For the modulus functions and see §12.14(x).
the branch of being zero when and defined by continuity elsewhere.
Here and are the even and odd solutions of (12.2.3):
where and satisfy the recursion relations
For the notation see §10.2(ii). When
For the notation see §13.2(i).
with given by (12.14.7). Then as
The coefficients and are obtainable by equating real and imaginary parts in
The differential equation
follows from (12.2.3), and has solutions . For real and oscillations occur outside the -interval . Airy-type uniform asymptotic expansions can be used to include either one of the turning points . In the following expansions, obtained from Olver (1959), is large and positive, and is again an arbitrary small positive constant.
uniformly for , with , , , and as in §12.10(vii). For the corresponding expansions for the derivatives see Olver (1959).
As noted in §12.14(ix), when is negative the solutions of (12.2.3), with replaced by , are oscillatory on the whole real line; also, when is positive there is a central interval in which the solutions are exponential in character. In the oscillatory intervals we write
where is defined in (12.14.5), and (0), , (0), and are real. or is the modulus and or is the corresponding phase. Compare §12.2(vi).

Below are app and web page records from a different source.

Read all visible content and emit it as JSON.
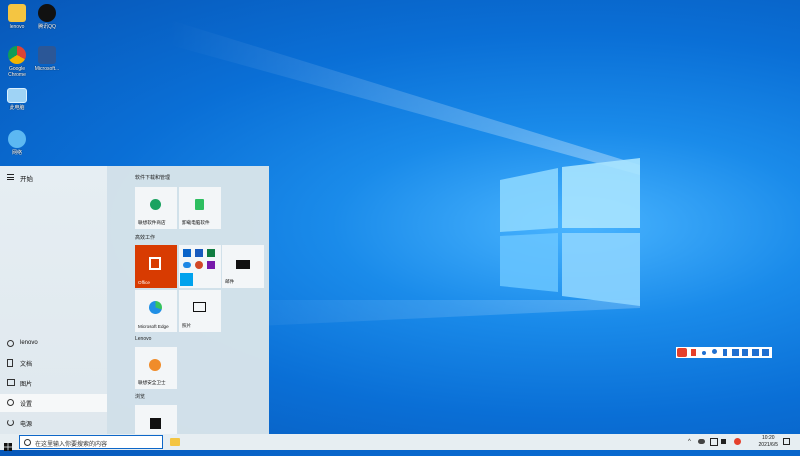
{
  "desktop": {
    "icons": [
      {
        "label": "lenovo"
      },
      {
        "label": "腾讯QQ"
      },
      {
        "label": "Google Chrome"
      },
      {
        "label": "Microsoft..."
      },
      {
        "label": "此电脑"
      },
      {
        "label": "网络"
      }
    ]
  },
  "start_menu": {
    "title": "开始",
    "rail": {
      "user": "lenovo",
      "documents": "文档",
      "pictures": "图片",
      "settings": "设置",
      "power": "电源"
    },
    "groups": {
      "g1": "软件下载和管理",
      "g2": "高效工作",
      "g3": "Lenovo",
      "g4": "浏览"
    },
    "tiles": {
      "t1": "联想软件商店",
      "t2": "卸载电脑软件",
      "office": "Office",
      "mail": "邮件",
      "edge": "Microsoft Edge",
      "photos": "照片",
      "lenovo_app": "联想安全卫士"
    }
  },
  "taskbar": {
    "search_placeholder": "在这里输入你要搜索的内容",
    "time": "10:20",
    "date": "2021/6/5"
  },
  "colors": {
    "office_tile": "#d83b01",
    "accent": "#0078d7",
    "taskbar": "#e7eef2"
  }
}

For properties of the modulus and phase functions, including differential equations and asymptotic expansions for large , see Miller (1955, pp. 87–88). For graphs of the modulus functions see §12.14(iii).

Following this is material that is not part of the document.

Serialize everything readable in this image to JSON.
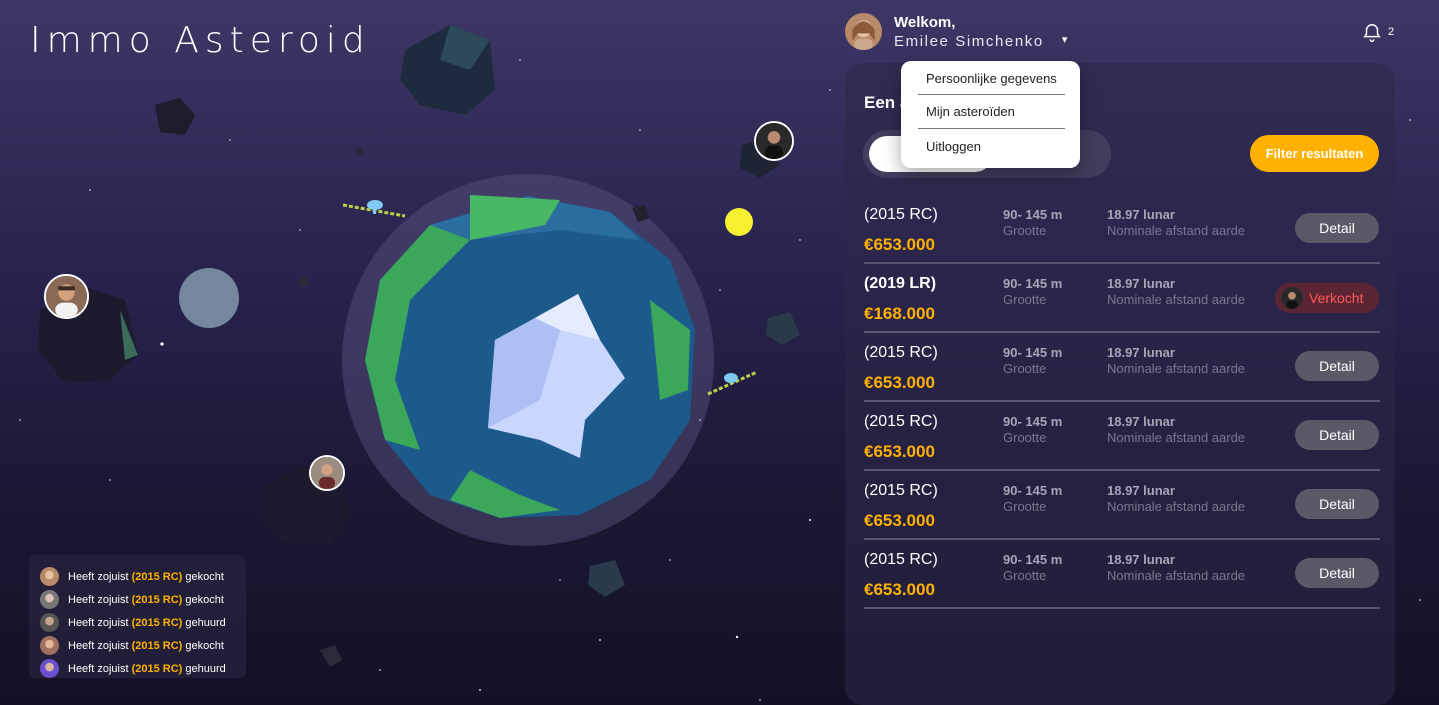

For asymptotic expansions of the zeros of and , see Olver (1959).